(EXERCISE DIRECTIONS): Where in the records does the word "arrow" appear? Copy each line that holds it.
-- Opening Marker --
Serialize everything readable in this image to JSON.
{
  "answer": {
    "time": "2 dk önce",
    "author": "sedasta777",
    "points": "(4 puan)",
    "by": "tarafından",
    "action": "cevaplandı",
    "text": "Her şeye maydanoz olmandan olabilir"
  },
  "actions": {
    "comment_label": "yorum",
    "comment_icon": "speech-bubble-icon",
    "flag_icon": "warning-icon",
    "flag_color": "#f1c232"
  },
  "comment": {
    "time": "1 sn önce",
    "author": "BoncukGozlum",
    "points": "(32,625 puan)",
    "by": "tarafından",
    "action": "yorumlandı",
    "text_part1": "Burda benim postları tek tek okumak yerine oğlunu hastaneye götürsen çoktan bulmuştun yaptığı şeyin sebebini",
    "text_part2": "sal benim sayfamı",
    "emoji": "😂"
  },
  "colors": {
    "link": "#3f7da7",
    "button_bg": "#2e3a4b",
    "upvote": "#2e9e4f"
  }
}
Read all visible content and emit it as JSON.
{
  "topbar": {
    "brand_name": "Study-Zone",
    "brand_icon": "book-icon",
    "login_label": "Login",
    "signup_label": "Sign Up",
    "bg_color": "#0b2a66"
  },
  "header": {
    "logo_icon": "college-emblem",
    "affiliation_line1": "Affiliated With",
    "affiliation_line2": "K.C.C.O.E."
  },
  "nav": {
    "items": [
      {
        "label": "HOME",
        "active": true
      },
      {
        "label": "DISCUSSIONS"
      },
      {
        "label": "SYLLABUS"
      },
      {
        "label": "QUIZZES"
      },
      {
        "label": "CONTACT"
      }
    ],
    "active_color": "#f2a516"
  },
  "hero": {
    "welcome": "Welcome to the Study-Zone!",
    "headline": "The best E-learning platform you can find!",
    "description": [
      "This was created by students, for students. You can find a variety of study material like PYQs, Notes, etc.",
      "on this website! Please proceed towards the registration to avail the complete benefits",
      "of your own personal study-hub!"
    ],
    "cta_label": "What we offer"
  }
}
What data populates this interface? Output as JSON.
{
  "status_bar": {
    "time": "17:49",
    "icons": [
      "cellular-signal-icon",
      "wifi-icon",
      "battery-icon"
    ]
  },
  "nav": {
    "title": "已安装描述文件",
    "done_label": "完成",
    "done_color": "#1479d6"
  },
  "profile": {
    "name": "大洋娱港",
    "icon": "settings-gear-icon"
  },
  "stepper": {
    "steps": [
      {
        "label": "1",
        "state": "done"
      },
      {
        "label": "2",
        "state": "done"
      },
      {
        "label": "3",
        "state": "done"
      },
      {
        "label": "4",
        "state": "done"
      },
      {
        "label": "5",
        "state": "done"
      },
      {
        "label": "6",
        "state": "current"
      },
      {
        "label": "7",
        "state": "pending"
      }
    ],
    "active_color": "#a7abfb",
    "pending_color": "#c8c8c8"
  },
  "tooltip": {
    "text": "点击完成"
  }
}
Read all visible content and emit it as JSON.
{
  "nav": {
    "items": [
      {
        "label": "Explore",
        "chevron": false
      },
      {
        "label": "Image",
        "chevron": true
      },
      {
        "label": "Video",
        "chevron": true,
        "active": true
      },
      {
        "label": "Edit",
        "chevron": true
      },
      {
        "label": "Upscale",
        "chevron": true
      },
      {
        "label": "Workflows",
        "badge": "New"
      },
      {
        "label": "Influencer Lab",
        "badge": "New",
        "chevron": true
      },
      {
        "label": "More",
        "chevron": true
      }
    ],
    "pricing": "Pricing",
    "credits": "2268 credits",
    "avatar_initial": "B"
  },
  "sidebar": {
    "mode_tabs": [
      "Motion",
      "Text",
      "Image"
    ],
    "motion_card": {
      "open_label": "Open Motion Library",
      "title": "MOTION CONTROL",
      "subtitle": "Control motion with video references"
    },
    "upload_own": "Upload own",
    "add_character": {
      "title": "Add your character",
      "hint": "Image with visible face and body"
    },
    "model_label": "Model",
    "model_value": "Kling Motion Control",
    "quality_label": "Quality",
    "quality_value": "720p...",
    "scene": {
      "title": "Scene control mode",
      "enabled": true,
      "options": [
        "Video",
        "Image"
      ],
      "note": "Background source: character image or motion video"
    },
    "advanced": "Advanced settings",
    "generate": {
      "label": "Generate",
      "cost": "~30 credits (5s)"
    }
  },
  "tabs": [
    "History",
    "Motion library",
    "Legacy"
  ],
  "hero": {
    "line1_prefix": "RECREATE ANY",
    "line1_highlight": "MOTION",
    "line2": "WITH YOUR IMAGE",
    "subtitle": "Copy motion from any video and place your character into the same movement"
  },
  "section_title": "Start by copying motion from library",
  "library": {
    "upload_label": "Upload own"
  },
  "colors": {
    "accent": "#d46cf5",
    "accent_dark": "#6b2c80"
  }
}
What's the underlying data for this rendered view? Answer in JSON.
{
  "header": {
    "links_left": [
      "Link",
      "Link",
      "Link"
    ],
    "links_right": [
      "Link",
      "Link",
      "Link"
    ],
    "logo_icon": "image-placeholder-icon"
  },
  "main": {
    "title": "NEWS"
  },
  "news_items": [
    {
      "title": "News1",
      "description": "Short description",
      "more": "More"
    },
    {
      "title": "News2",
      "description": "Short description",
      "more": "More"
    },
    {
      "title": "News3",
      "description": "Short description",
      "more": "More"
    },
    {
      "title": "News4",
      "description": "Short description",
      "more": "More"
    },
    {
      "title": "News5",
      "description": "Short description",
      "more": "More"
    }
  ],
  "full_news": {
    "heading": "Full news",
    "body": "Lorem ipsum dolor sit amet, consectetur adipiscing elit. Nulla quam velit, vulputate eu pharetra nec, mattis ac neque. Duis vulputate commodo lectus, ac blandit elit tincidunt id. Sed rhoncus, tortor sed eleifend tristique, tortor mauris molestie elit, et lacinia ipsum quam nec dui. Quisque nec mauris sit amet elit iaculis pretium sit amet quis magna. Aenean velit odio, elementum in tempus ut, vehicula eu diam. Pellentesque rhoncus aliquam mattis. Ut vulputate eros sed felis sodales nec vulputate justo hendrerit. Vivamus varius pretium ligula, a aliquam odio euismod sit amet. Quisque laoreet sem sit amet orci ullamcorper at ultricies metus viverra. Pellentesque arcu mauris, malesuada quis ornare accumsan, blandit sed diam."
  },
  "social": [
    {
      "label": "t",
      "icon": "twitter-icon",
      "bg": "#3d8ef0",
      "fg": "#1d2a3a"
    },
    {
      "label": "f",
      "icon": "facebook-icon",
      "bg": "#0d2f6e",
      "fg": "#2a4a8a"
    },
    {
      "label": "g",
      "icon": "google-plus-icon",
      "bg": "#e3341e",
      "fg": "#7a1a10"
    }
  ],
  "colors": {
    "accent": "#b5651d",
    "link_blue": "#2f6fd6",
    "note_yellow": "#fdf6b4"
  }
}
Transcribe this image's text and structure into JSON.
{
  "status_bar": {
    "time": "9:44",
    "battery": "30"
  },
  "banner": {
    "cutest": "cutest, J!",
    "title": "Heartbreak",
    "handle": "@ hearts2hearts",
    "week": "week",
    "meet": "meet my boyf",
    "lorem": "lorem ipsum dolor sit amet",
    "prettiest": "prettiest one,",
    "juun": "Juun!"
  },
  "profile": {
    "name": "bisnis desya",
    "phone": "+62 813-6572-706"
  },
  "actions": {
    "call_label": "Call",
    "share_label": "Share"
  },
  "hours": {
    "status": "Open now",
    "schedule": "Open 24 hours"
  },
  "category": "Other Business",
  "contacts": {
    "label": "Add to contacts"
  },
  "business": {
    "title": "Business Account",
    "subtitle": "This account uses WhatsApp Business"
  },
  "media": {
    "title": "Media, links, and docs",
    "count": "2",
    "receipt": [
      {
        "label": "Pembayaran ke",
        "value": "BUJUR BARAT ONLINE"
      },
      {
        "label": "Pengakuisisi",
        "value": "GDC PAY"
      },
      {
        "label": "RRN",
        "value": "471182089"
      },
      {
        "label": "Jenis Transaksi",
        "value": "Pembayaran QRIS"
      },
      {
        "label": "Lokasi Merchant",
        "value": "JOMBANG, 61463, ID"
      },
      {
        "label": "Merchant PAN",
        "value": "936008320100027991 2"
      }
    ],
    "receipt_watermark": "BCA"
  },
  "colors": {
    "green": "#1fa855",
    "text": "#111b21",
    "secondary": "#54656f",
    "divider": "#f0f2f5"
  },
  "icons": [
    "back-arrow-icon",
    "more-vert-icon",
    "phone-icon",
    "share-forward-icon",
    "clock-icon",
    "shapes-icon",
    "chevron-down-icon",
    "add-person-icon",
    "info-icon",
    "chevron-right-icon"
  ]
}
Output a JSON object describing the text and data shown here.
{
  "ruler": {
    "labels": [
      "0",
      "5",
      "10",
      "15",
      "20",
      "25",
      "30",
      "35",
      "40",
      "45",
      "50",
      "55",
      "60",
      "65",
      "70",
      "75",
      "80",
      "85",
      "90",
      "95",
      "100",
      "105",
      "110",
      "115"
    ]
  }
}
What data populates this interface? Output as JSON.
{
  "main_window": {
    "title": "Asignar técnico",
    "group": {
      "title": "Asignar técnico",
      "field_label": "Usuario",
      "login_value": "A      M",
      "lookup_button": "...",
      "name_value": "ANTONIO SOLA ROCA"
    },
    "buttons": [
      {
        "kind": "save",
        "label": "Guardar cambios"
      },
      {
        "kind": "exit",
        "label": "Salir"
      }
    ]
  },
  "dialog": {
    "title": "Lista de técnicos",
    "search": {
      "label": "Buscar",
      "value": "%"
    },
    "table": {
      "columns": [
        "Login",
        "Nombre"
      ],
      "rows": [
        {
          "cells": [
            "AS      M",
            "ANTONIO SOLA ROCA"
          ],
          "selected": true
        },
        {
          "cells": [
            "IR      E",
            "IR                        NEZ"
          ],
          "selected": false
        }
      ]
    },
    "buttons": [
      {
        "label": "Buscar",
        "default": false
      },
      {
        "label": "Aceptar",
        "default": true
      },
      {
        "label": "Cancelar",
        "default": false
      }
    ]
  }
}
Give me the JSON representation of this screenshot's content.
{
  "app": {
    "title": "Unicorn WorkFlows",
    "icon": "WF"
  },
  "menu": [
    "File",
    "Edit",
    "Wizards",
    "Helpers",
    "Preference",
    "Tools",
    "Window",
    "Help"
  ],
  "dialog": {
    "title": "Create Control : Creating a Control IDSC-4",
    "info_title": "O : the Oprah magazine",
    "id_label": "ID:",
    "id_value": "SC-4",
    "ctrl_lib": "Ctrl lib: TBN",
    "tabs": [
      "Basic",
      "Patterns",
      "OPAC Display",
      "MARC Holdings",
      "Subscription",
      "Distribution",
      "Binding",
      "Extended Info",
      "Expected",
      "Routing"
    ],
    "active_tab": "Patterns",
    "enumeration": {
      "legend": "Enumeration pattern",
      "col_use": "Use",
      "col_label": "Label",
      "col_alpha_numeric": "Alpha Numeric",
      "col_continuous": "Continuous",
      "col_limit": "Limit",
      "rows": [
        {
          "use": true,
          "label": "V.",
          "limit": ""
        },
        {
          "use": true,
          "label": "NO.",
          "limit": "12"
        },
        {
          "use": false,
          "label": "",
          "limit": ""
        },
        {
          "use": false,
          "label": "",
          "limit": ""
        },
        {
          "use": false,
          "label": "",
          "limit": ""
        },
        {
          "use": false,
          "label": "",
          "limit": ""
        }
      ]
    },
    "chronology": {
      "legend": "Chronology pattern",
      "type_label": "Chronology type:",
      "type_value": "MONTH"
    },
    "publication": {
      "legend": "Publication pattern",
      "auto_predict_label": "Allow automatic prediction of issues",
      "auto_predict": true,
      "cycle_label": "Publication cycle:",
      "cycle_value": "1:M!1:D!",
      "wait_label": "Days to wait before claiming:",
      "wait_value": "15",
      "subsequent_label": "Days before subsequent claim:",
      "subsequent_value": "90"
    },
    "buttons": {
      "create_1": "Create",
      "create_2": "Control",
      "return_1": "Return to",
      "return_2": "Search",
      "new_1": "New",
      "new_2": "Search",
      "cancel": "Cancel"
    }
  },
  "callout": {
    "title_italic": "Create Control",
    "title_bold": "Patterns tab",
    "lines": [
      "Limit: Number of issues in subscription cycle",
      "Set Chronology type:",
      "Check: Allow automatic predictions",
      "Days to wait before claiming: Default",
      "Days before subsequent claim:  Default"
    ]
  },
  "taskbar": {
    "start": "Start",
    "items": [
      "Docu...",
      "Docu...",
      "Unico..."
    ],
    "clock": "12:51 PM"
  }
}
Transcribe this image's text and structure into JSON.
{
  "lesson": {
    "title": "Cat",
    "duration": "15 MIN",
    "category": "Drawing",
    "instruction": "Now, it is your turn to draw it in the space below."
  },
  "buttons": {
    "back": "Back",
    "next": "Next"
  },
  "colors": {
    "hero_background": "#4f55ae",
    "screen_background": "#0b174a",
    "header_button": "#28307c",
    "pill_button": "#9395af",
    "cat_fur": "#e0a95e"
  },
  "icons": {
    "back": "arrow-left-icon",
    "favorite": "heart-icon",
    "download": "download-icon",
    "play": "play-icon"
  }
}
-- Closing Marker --
(RESULT FOR THIS TASK):
    "back-arrow-icon",
    "back": "arrow-left-icon",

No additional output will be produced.